About this exercise:
Return each line of the records holding the string "layout".

Records for the task section start

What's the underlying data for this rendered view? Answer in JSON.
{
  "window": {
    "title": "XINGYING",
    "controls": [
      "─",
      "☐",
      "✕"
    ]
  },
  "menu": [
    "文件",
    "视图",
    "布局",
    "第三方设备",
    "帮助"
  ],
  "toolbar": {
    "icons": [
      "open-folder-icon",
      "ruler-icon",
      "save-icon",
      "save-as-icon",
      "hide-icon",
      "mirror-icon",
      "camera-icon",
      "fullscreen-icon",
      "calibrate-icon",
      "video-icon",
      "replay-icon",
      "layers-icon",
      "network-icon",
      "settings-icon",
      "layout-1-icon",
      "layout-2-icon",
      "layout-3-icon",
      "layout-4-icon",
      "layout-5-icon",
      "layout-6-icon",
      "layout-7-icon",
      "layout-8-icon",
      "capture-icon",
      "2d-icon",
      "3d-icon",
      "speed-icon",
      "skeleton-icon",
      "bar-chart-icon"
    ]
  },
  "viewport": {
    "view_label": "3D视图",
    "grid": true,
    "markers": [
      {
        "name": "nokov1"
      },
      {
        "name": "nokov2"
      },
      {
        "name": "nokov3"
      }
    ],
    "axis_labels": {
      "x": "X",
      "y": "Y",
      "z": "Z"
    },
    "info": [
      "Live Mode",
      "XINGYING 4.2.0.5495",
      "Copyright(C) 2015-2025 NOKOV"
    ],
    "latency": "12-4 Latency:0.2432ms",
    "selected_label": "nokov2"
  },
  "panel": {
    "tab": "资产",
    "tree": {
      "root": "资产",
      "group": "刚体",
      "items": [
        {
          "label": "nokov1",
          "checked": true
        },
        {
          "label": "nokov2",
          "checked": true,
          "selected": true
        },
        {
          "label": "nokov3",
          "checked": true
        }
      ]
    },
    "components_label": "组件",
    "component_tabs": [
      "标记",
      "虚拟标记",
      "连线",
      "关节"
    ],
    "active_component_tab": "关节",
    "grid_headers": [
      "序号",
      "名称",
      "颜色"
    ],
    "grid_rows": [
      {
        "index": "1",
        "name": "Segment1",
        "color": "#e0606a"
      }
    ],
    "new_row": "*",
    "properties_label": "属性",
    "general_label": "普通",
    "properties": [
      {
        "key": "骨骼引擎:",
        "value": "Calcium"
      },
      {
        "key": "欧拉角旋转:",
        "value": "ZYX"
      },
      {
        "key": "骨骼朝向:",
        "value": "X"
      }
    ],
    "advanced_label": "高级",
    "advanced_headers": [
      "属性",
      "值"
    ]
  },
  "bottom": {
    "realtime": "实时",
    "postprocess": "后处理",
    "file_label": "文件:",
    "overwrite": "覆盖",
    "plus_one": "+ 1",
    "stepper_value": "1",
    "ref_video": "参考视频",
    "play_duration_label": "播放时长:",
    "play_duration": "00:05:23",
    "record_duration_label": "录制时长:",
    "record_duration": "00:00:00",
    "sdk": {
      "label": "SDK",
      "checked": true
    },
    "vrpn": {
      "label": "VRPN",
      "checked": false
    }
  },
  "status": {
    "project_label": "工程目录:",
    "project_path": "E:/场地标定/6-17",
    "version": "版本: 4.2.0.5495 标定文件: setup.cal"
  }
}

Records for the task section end

Solution to the problem:
      "layout-1-icon",
      "layout-2-icon",
      "layout-3-icon",
      "layout-4-icon",
      "layout-5-icon",
      "layout-6-icon",
      "layout-7-icon",
      "layout-8-icon",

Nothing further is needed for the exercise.